Another question to ask yourself as you begin to understand what is an asset and what is a liability is how long an asset last. Assets last only until the company decides to sell, give the asset to another business, or use it as a liability. Long-term liabilities, such as accounts receivable or inventory, are considered long-term assets. Likewise, assets such as plant, equipment, property, and property leased from tenants are considered assets. As with liabilities, these assets must be considered over time. A property, for example, may need to be financed over several years in order to generate the revenues that will allow you to pay off the loan.

You should also ask what is an asset for accounting purposes if you are unsure whether a particular asset, such as goodwill, is actually worth buying or holding because the market value is higher than the balance. For instance, suppose that the market value of your property is one thousand dollars, but the balance owing on your mortgage is seven thousand dollars. You could deduct the seven thousand dollars in interest you owe on your mortgage, allowing you to owe less money to your lender. However, if you were to sell your property and not use the funds to repay your loan, you would lose your asset, your liability would remain unchanged, and your liability would grow due to inflation. Therefore, although you might sell your asset for more money than it would be worth today, your mortgage debt would increase, as would your taxable income, your estate tax liability, and so on.

Accounts receivable and inventory are two of the most important categories of assets for accountants to track. The balances of accounts receivable and inventory represent both the payments that the customer receives for products sold and the net amount of refunds that the company receives for goods that are returned.

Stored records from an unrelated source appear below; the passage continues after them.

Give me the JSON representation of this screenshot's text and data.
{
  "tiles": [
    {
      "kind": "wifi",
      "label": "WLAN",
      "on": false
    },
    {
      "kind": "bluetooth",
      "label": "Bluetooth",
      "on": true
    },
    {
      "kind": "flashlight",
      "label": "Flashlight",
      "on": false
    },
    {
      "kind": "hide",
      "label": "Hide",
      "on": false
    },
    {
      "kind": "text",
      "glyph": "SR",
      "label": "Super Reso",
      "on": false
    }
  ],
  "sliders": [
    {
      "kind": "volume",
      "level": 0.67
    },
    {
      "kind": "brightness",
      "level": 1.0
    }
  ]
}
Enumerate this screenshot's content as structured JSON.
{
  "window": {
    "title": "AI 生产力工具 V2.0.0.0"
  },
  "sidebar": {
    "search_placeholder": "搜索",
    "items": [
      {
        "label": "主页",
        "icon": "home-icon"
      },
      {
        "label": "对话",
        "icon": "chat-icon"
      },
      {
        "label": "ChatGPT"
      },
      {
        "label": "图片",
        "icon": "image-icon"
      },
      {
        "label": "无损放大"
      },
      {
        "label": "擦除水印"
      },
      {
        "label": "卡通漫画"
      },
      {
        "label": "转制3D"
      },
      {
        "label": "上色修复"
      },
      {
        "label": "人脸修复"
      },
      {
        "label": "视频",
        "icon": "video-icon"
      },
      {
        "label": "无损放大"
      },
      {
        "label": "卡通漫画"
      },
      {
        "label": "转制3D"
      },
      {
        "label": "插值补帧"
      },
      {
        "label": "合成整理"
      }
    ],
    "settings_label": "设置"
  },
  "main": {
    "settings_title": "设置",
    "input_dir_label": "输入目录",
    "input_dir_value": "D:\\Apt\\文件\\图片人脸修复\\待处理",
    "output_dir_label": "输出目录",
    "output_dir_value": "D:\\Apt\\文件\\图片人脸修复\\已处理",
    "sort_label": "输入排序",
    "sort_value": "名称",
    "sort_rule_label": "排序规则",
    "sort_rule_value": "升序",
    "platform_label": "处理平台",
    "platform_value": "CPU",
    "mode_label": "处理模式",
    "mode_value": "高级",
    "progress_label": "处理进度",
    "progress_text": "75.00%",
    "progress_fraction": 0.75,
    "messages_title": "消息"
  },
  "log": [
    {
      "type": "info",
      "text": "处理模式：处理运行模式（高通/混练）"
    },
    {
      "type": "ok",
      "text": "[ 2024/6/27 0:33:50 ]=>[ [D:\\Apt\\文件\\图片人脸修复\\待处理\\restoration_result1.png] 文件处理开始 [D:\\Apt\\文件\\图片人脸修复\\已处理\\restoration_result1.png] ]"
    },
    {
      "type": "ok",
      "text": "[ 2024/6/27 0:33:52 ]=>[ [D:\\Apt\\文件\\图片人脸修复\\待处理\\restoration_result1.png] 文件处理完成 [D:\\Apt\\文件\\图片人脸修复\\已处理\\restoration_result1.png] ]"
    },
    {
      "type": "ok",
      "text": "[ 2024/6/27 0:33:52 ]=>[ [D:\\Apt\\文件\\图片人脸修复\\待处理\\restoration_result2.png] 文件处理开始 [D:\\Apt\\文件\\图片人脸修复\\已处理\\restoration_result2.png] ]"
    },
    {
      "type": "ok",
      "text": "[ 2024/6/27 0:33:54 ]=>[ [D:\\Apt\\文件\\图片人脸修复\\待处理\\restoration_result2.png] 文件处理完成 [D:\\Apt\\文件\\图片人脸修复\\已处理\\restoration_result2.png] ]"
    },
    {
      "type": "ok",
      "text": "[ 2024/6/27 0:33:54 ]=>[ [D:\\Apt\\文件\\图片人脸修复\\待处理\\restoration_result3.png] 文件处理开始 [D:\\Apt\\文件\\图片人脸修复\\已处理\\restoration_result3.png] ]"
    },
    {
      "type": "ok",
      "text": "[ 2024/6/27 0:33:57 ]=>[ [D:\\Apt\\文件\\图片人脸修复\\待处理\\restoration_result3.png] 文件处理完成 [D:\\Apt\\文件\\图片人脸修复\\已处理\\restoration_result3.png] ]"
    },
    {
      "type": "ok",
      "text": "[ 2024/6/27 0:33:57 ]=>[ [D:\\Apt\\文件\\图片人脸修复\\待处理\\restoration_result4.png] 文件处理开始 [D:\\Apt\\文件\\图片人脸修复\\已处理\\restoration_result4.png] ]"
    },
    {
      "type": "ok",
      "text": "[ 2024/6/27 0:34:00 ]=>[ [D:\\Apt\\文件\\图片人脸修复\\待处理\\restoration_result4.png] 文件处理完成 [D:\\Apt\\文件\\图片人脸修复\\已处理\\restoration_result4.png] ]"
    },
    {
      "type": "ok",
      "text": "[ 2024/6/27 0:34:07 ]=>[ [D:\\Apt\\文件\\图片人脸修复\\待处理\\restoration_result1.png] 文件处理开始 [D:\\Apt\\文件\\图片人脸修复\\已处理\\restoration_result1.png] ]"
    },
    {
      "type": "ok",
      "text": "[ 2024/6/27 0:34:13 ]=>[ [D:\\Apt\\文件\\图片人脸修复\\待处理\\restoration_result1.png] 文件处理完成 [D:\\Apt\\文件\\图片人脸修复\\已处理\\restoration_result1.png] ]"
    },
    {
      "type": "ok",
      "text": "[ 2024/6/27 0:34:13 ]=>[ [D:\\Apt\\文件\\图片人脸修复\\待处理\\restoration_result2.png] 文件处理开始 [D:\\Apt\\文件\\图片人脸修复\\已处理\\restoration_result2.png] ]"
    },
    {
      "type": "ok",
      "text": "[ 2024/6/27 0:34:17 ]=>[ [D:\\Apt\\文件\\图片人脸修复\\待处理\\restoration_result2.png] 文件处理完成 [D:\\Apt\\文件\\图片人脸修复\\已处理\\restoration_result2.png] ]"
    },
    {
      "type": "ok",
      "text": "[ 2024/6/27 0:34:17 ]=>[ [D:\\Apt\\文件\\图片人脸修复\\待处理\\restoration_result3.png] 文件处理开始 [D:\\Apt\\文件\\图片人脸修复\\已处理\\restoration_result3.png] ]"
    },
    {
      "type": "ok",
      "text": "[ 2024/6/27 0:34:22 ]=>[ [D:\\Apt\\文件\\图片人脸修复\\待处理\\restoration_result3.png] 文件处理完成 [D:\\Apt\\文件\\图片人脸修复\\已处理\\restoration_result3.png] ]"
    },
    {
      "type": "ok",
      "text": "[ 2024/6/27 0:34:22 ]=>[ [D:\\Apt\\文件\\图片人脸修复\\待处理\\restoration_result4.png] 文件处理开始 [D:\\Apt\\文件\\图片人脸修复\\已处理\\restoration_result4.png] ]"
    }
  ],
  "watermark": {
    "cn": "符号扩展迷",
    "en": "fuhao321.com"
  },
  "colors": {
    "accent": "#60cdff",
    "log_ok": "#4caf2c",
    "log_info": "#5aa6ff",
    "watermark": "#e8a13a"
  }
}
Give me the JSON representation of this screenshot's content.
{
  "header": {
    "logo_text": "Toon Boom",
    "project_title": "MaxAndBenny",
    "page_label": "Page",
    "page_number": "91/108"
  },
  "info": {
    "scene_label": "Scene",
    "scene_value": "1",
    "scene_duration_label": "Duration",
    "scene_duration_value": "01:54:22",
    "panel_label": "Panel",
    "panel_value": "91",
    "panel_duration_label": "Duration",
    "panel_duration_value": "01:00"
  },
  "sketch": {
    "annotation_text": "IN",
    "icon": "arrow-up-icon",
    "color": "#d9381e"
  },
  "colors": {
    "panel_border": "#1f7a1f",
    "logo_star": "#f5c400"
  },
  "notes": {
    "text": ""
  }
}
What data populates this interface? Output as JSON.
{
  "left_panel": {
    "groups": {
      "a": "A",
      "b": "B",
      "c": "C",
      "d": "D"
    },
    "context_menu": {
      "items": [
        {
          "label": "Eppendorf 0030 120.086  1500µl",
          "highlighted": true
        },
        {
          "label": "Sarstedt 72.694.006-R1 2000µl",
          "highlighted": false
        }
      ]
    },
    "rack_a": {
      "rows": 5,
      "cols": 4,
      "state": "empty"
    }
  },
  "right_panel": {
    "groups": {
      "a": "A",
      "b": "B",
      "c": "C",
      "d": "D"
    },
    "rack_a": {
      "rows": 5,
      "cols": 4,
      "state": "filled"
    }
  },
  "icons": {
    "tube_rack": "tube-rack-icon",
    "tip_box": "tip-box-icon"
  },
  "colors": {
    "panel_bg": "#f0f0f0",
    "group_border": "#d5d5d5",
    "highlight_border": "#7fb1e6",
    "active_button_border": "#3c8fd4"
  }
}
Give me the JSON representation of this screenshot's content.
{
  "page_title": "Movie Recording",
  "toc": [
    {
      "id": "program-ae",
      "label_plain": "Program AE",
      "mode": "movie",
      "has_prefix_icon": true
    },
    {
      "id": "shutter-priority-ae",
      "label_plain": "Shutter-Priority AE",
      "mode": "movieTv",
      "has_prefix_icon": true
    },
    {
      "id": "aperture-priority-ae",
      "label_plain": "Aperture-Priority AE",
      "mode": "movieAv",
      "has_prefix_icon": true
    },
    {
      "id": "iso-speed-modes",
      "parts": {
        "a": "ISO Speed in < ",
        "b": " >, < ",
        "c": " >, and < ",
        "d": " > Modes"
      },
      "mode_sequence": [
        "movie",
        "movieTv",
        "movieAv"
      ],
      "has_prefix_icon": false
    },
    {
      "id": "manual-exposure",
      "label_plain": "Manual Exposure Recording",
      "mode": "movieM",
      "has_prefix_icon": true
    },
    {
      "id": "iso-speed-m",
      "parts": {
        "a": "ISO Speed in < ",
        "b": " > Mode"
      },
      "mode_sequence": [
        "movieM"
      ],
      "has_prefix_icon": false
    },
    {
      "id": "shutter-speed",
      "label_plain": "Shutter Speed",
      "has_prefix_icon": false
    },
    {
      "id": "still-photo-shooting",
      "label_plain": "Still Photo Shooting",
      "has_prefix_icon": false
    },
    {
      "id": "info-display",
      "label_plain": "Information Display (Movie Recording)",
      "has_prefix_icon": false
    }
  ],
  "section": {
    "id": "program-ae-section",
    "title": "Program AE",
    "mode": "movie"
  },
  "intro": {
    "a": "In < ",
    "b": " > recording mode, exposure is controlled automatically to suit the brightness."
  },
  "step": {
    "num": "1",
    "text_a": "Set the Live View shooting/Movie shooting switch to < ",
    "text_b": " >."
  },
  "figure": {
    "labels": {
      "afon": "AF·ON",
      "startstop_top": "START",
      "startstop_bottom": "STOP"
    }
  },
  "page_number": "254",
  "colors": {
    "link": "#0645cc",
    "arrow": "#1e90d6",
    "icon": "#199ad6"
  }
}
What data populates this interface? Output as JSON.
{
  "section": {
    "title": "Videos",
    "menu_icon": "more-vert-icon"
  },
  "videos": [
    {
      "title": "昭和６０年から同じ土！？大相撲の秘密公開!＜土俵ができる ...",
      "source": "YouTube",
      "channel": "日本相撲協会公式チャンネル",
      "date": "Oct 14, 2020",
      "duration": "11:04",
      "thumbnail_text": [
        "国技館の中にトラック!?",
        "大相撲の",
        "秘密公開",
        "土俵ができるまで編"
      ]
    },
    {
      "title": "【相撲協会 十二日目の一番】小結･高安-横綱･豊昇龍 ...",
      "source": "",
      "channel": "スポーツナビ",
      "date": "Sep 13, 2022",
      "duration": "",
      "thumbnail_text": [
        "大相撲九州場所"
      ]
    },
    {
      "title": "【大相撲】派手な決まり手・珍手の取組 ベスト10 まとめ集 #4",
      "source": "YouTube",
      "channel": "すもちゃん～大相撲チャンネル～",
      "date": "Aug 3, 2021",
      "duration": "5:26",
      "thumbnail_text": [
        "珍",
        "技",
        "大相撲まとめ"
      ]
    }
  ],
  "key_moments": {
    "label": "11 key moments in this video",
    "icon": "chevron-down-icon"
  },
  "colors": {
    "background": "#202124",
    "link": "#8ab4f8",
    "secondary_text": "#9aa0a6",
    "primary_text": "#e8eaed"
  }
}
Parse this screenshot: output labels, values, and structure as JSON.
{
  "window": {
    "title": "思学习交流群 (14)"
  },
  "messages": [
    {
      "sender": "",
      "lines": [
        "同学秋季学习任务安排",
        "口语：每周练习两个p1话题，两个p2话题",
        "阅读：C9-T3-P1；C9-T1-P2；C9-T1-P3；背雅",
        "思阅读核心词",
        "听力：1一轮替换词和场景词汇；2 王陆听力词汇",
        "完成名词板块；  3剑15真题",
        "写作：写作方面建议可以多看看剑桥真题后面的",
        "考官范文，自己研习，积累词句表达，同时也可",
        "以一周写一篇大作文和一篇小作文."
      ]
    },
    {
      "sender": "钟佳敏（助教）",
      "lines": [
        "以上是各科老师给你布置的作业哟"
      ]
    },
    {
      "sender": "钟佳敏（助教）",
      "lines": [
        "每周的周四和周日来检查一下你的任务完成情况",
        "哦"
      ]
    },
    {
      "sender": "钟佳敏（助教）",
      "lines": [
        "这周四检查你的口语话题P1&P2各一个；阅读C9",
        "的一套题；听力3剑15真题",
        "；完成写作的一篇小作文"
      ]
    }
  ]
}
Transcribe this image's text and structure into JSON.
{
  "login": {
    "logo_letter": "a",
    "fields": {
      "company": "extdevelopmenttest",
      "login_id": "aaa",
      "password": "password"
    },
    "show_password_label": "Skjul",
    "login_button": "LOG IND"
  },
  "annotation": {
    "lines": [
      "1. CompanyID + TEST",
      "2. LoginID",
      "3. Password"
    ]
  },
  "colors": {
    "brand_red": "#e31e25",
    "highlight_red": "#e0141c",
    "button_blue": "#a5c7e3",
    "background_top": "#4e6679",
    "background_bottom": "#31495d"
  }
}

Many businesses also track inventories by creating a “receivables” section on their financial statements. All of these categories are essential components of sound accounting practices, but what is “accountable” really depends upon the account and the type of reporting done.